> _WORK TASK_:
Look through the entries. Copy each line that has the word "kind".
*** DATA LISTING ***
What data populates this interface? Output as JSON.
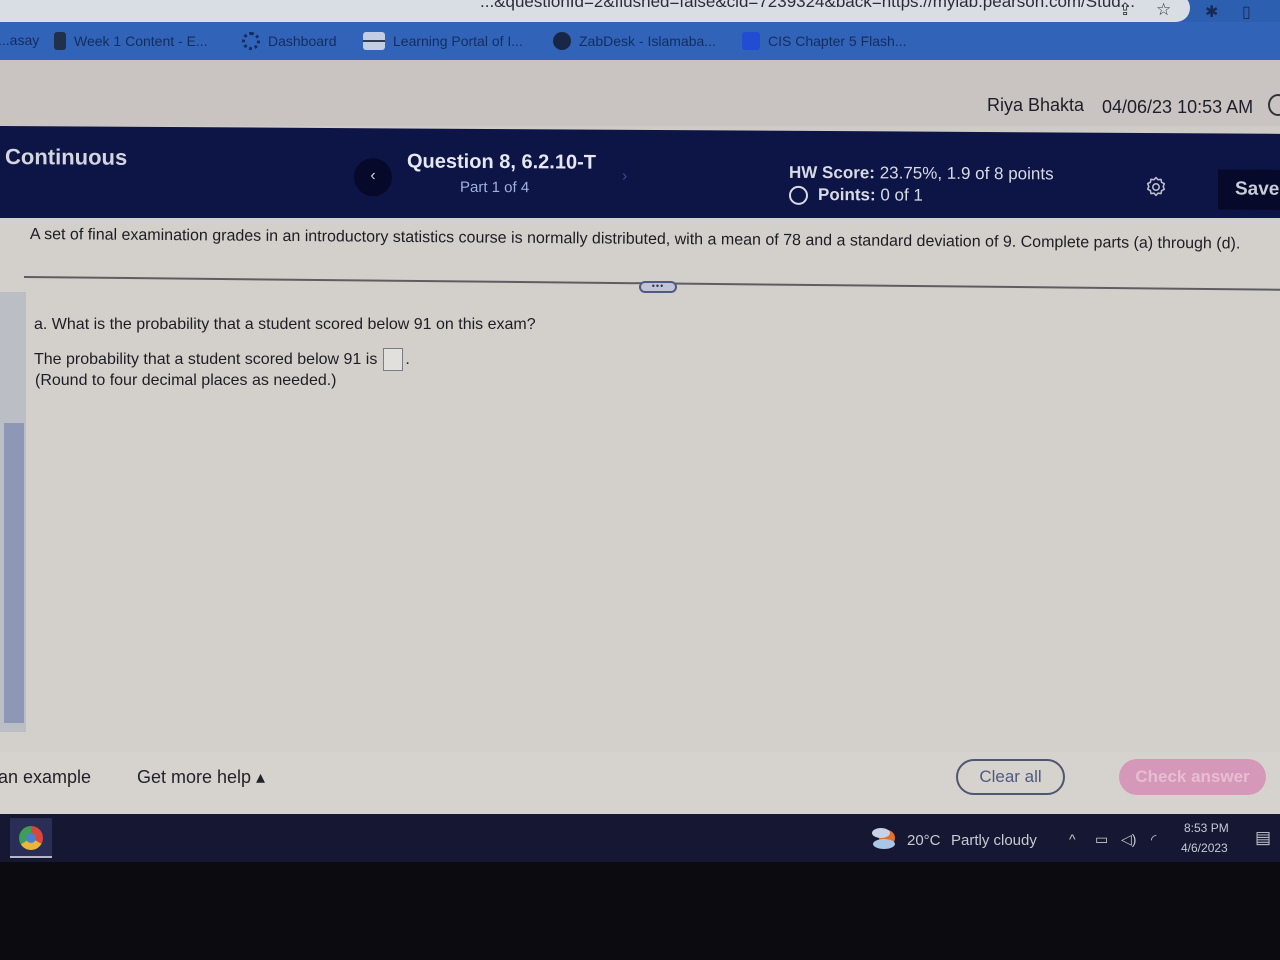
{
  "browser": {
    "url_fragment": "...&questionId=2&flushed=false&cid=7239324&back=https://mylab.pearson.com/Stud...",
    "share_icon": "share-icon",
    "star_icon": "bookmark-star-icon",
    "bookmarks": [
      {
        "label": "...asay",
        "icon": "bookmark-icon"
      },
      {
        "label": "Week 1 Content - E...",
        "icon": "document-icon"
      },
      {
        "label": "Dashboard",
        "icon": "dashboard-icon"
      },
      {
        "label": "Learning Portal of I...",
        "icon": "portal-icon"
      },
      {
        "label": "ZabDesk - Islamaba...",
        "icon": "globe-icon"
      },
      {
        "label": "CIS Chapter 5 Flash...",
        "icon": "quizlet-icon"
      }
    ]
  },
  "user": {
    "name": "Riya Bhakta",
    "datetime": "04/06/23 10:53 AM"
  },
  "header": {
    "mode": "Continuous",
    "prev_label": "‹",
    "next_label": "›",
    "question_title": "Question 8, 6.2.10-T",
    "part": "Part 1 of 4",
    "hw_score_label": "HW Score:",
    "hw_score_value": " 23.75%, 1.9 of 8 points",
    "points_label": "Points:",
    "points_value": " 0 of 1",
    "settings_icon": "gear-icon",
    "save_label": "Save"
  },
  "question": {
    "intro": "A set of final examination grades in an introductory statistics course is normally distributed, with a mean of 78 and a standard deviation of 9. Complete parts (a) through (d).",
    "expand_label": "•••",
    "part_letter": "a.",
    "part_text": " What is the probability that a student scored below 91 on this exam?",
    "answer_prompt": "The probability that a student scored below 91 is",
    "answer_value": "",
    "answer_suffix": ".",
    "hint": "(Round to four decimal places as needed.)"
  },
  "actions": {
    "example_label": "an example",
    "help_label": "Get more help ▴",
    "clear_label": "Clear all",
    "check_label": "Check answer"
  },
  "taskbar": {
    "temperature": "20°C",
    "condition": "Partly cloudy",
    "time": "8:53 PM",
    "date": "4/6/2023",
    "tray_up": "^",
    "battery_icon": "battery-icon",
    "volume_icon": "volume-icon",
    "wifi_icon": "wifi-icon"
  }
}
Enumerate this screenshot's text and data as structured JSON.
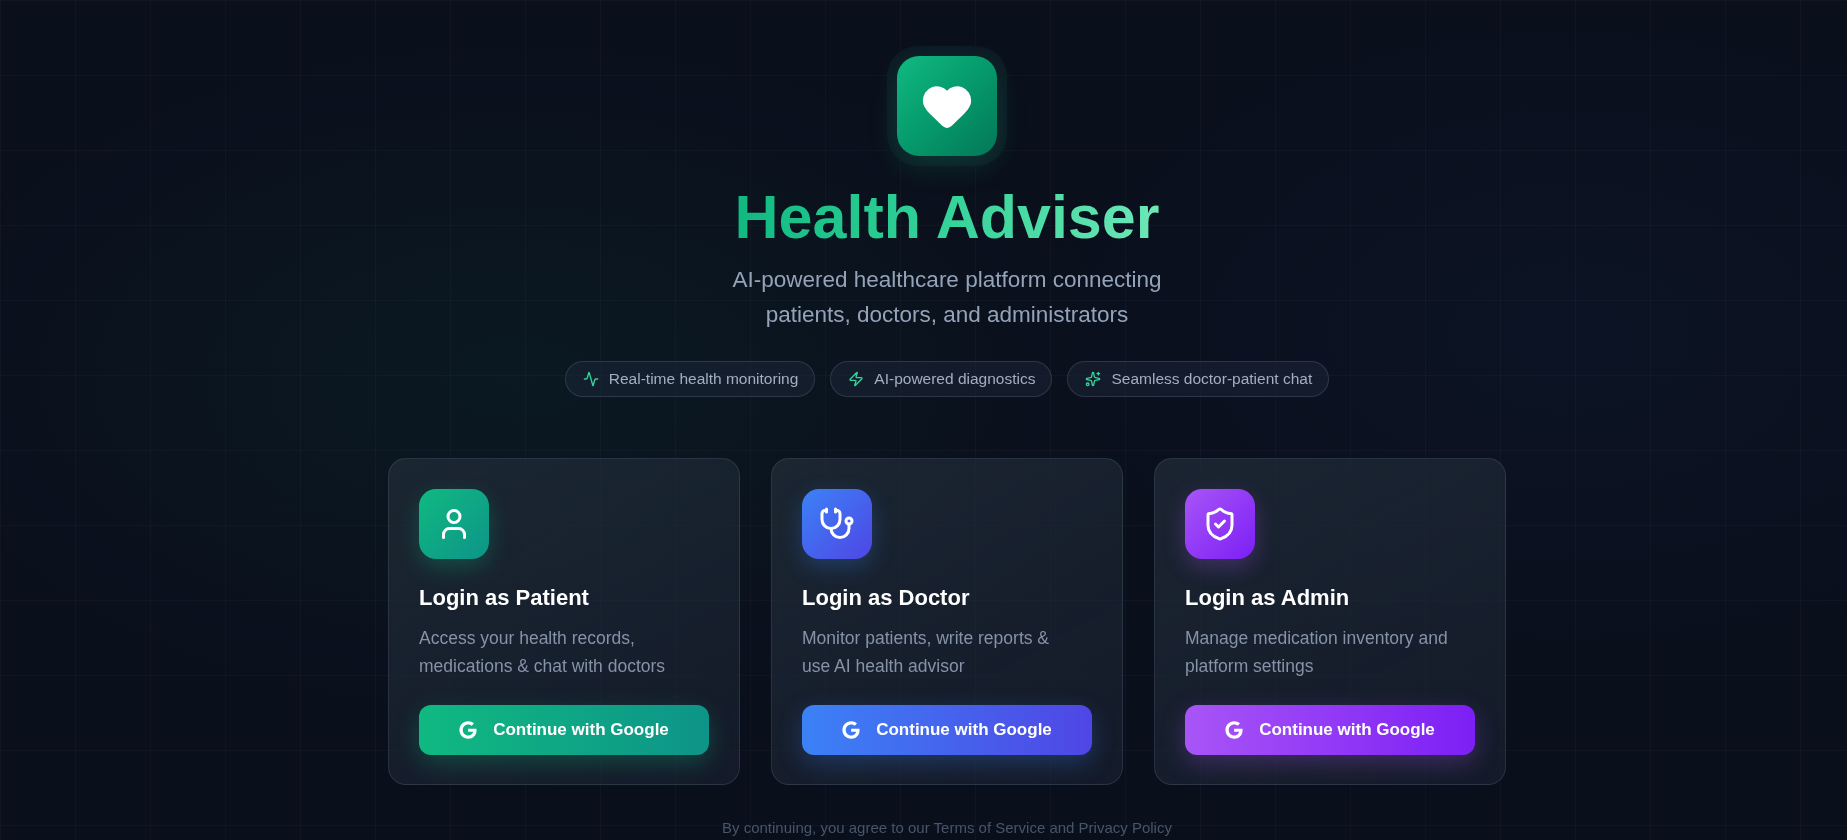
{
  "header": {
    "title": "Health Adviser",
    "subtitle": "AI-powered healthcare platform connecting patients, doctors, and administrators"
  },
  "features": [
    {
      "kind": "activity",
      "label": "Real-time health monitoring"
    },
    {
      "kind": "zap",
      "label": "AI-powered diagnostics"
    },
    {
      "kind": "sparkles",
      "label": "Seamless doctor-patient chat"
    }
  ],
  "login_cards": [
    {
      "kind": "patient",
      "title": "Login as Patient",
      "description": "Access your health records, medications & chat with doctors",
      "button": "Continue with Google"
    },
    {
      "kind": "doctor",
      "title": "Login as Doctor",
      "description": "Monitor patients, write reports & use AI health advisor",
      "button": "Continue with Google"
    },
    {
      "kind": "admin",
      "title": "Login as Admin",
      "description": "Manage medication inventory and platform settings",
      "button": "Continue with Google"
    }
  ],
  "footer": {
    "text": "By continuing, you agree to our Terms of Service and Privacy Policy"
  }
}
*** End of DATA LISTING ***
> _ANSWER TO THE EXERCISE_:
      "kind": "activity",
      "kind": "zap",
      "kind": "sparkles",
      "kind": "patient",
      "kind": "doctor",
      "kind": "admin",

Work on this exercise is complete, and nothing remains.